● **WHAT YOU WILL DO**
Search the entries below for the word "suffix" and copy every line where it appears.

● **RECORDS FOR THE TASK**
- - - -
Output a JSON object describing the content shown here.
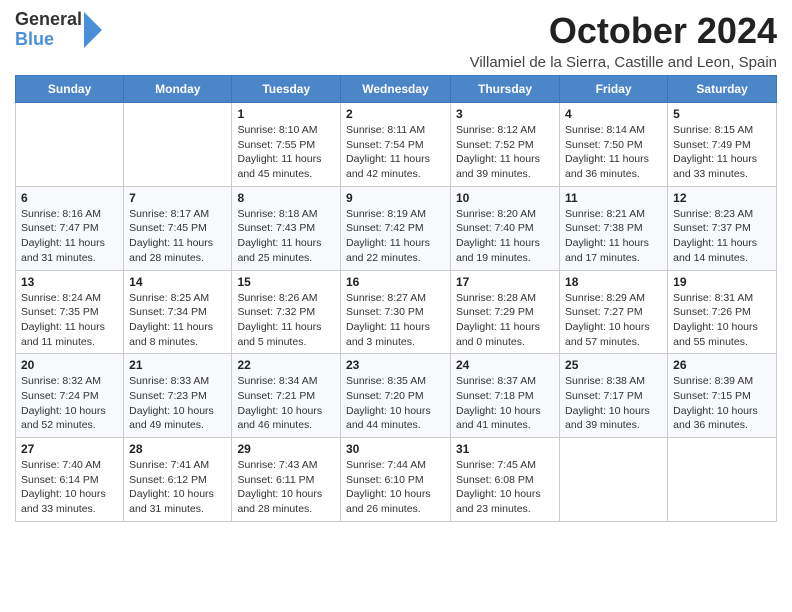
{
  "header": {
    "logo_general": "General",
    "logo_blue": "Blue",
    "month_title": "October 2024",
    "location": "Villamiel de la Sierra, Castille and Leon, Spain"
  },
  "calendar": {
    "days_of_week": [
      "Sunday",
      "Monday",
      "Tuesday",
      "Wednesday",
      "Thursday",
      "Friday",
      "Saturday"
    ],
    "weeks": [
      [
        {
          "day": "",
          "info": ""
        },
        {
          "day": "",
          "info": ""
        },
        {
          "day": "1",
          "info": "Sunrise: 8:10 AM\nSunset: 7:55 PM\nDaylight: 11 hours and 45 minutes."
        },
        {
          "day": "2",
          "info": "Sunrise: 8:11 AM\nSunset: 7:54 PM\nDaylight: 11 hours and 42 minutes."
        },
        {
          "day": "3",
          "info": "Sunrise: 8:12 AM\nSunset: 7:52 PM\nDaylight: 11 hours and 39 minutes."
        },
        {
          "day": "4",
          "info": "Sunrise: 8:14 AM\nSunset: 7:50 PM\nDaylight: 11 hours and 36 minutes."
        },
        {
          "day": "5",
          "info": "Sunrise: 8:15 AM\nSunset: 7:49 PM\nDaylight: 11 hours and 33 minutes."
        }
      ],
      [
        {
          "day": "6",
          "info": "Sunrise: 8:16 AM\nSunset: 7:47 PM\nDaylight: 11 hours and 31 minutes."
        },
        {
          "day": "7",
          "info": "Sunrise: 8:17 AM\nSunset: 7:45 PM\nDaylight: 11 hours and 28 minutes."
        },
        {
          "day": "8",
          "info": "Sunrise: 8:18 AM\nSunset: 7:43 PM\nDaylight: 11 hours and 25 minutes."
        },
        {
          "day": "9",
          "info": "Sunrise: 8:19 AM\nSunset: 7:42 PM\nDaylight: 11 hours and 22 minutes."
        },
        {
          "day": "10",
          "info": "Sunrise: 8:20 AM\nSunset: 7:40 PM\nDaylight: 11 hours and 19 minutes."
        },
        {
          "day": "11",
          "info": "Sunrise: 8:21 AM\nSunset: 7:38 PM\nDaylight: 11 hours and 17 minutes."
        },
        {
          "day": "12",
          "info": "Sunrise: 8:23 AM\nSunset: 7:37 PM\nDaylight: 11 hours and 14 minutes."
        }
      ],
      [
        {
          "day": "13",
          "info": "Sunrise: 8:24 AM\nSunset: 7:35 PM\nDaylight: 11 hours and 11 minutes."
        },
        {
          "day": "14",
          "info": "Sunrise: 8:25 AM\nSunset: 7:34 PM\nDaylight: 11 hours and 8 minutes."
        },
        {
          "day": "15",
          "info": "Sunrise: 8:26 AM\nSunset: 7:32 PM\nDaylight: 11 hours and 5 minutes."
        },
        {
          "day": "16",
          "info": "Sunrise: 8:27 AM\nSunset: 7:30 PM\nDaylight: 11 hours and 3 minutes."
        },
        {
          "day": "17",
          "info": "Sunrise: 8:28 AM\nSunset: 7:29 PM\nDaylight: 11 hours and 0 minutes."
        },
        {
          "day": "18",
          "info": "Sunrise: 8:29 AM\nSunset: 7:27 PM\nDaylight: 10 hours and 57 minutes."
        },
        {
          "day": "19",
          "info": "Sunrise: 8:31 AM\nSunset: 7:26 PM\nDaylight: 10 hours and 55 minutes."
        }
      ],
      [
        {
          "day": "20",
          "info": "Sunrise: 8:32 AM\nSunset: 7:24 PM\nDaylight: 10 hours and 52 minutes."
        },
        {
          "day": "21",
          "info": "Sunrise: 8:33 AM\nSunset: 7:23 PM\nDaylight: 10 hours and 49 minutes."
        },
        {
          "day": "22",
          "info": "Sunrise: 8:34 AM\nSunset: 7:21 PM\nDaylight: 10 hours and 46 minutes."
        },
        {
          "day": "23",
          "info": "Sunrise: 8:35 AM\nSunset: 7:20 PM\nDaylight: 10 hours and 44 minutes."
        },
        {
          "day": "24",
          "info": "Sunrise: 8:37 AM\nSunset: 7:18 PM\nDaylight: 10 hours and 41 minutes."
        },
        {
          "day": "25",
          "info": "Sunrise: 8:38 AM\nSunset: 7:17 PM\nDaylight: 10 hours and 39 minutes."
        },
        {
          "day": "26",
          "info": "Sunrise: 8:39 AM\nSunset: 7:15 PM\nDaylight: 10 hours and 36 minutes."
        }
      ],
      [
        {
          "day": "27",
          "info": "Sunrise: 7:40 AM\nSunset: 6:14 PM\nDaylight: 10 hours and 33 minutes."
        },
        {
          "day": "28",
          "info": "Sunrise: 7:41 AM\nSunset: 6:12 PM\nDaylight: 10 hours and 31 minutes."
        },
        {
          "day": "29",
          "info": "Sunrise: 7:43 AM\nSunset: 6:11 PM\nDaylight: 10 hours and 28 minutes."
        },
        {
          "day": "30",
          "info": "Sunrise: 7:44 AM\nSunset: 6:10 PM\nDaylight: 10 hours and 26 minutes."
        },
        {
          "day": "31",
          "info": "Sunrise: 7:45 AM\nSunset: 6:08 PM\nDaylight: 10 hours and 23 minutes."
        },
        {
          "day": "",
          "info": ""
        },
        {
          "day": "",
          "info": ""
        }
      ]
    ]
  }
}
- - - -
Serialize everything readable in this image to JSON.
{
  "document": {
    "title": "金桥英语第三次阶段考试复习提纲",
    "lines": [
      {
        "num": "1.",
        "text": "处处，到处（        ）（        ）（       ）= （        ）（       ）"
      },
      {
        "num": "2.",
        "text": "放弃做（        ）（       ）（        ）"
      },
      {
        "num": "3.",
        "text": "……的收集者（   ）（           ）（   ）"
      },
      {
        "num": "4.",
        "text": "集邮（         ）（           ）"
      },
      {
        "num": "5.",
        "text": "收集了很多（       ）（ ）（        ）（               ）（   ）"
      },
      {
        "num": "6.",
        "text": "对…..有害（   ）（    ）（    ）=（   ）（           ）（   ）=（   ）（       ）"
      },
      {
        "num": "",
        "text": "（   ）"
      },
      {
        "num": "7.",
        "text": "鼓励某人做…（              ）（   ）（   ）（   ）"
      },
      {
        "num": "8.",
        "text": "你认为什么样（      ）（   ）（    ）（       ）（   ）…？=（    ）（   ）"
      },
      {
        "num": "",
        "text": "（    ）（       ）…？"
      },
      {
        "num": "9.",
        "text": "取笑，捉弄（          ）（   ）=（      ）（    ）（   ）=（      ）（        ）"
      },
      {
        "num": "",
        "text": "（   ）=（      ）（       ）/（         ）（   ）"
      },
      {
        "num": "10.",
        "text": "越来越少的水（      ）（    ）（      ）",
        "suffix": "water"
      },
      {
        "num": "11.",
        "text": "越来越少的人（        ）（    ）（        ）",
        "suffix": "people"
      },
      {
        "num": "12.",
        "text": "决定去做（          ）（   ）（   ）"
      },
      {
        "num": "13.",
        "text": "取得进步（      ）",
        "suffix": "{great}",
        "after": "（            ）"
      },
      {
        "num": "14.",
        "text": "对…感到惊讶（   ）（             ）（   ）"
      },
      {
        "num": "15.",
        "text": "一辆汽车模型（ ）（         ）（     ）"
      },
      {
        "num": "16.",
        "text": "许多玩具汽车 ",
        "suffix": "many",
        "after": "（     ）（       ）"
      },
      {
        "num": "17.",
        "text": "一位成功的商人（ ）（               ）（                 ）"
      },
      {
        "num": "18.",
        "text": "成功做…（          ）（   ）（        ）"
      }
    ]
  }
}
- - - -
● **SOLVED EXERCISE**
        "suffix": "water"
        "suffix": "people"
        "suffix": "{great}",
        "suffix": "many",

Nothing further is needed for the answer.